Exercise description:
Your answer should consist of the lines in the listing that hold "color".

Supplied material:
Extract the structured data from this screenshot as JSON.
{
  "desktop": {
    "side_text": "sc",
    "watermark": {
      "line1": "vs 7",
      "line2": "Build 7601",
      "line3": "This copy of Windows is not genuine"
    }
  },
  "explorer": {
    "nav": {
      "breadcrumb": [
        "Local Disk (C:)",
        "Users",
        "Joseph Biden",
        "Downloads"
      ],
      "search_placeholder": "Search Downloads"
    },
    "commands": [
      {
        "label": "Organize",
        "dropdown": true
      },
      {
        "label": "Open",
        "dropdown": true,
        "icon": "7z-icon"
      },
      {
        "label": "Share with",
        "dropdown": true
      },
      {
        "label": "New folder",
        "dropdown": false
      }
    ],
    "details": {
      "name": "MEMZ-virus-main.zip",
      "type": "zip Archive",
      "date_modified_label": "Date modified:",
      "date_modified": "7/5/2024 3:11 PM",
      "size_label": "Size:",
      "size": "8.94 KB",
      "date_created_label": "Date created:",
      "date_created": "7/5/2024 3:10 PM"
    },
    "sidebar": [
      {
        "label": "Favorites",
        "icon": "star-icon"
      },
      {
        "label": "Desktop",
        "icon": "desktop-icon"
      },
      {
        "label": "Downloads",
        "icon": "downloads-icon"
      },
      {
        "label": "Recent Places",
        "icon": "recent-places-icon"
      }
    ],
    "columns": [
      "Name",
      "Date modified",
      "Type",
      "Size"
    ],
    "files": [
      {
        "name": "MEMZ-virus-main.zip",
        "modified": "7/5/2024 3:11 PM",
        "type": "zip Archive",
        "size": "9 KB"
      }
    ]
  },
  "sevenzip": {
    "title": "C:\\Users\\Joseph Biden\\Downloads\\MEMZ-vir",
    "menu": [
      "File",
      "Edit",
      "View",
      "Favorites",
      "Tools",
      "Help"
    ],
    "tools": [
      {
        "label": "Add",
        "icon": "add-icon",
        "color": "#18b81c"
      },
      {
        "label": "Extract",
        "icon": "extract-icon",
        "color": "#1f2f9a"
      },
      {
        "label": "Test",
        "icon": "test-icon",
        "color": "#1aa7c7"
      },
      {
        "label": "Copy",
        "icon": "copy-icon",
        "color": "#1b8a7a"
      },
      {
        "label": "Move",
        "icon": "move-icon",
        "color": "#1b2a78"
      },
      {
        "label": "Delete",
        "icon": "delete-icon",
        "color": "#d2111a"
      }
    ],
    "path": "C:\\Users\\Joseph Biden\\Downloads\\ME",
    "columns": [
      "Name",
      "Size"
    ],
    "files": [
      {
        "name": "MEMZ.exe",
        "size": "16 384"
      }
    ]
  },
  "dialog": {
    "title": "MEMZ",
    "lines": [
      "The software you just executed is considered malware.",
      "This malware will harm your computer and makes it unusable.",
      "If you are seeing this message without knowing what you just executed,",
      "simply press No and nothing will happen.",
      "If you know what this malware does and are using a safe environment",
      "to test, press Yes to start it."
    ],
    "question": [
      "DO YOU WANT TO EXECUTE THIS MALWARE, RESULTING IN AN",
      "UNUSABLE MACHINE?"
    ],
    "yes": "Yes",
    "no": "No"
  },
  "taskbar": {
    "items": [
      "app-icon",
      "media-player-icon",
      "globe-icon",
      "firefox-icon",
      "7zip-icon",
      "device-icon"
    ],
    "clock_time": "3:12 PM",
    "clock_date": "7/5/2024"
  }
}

Response area:
        "color": "#18b81c"
        "color": "#1f2f9a"
        "color": "#1aa7c7"
        "color": "#1b8a7a"
        "color": "#1b2a78"
        "color": "#d2111a"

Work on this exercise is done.